Exercise and the Ketogenic Diet

When incorporating exercise into a ketogenic diet, it is important to consider how the body utilizes energy during workouts. Ketogenic diets, characterized by low-carb and high-fat consumption, may initially impact exercise performance as the body adapts to burning fats instead of carbohydrates for fuel. However, over time, many individuals experience improved endurance and fat utilization during workouts.

To optimize exercise performance on a ketogenic diet, consider the following points:

  • Engage in low to moderate intensity exercises such as walking, cycling, or yoga, which can complement the body’s use of fat for energy.
  • High-intensity activities like sprinting or weight lifting may initially feel challenging due to reduced glycogen stores, but some athletes still perform well after adapting to a ketogenic diet.
  • Adequate hydration and electrolyte intake are crucial, especially when following a low-carb diet, as electrolyte imbalances can affect exercise performance and recovery.
  • Listen to your body and adjust your workout intensity and duration based on how you feel. It might take some time for your body to fully adapt to exercising in a state of ketosis.

By understanding the relationship between exercise and ketogenic diets, individuals can tailor their fitness routines to support their nutritional goals and overall well-being. Remember that every person’s response to exercise on a ketogenic diet may vary, so it’s essential to find what works best for your body and fitness level.

Keto and Mental Health

Keto and mental health are interconnected. Low-carb, high-fat diets like ketogenic diets may impact mood and cognitive function. Research suggests ketosis can have positive effects on mental clarity due to stable blood sugar levels. However, some individuals may experience initial mood changes or fatigue during the adjustment phase.

Moreover, consuming healthy fats on a ketogenic diet can support brain function and may have protective effects against certain neurological conditions. Omega-3 fatty acids found in fish and nuts are beneficial for cognitive health. It’s essential to prioritize nutrient-dense foods to support overall mental well-being while on a keto diet.

Additionally, staying hydrated and maintaining electrolyte balance is crucial for brain function. Dehydration can lead to cognitive impairment and mood disturbances. Adequate water intake and electrolyte replenishment are key for mental clarity and overall health on a ketogenic diet. Consulting a healthcare professional before starting any special diet is advisable.
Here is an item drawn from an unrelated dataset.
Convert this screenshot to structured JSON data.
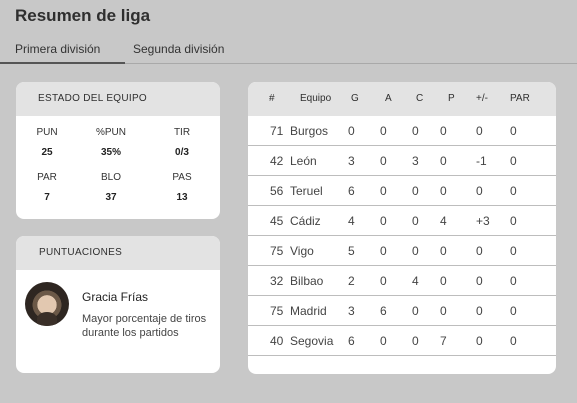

Transitioning into and out of Ketosis

Transitioning into and out of ketosis is a gradual process that requires attention to dietary adjustments. When initiating a ketogenic diet, the body transitions from utilizing carbohydrates for energy to burning fats for fuel. This shift triggers the production of ketones, which are energy molecules derived from fats.

During the initial stages of transitioning into ketosis, individuals may experience symptoms known as the "keto flu," such as fatigue, headaches, and irritability. These temporary side effects occur as the body adapts to utilizing ketones as its primary energy source. It is crucial to stay hydrated and ensure an adequate intake of electrolytes to alleviate these symptoms.

To effectively transition out of ketosis, gradually reintroduce carbohydrates back into your diet to prevent drastic changes in blood sugar levels. Sudden reintroduction of high-carb foods can lead to weight gain and fluctuating energy levels. Monitoring your carbohydrate intake and gradually increasing it over a few days can help your body readjust to using glucose as fuel instead of ketones.

In conclusion, embracing a ketogenic diet can lead to numerous health benefits, including weight loss, improved mental clarity, and increased energy levels. However, it’s vital to approach this specialized diet with caution and consult a healthcare professional to ensure it aligns with your individual needs and lifestyle.

Transitioning into and out of ketosis requires careful planning to minimize potential side effects and maintain the benefits of this high-fat, low-carb eating plan. With proper meal planning, mindful snacking choices, and regular exercise, incorporating a ketogenic diet into your lifestyle can be a transformative and sustainable approach to improving overall health and well-being.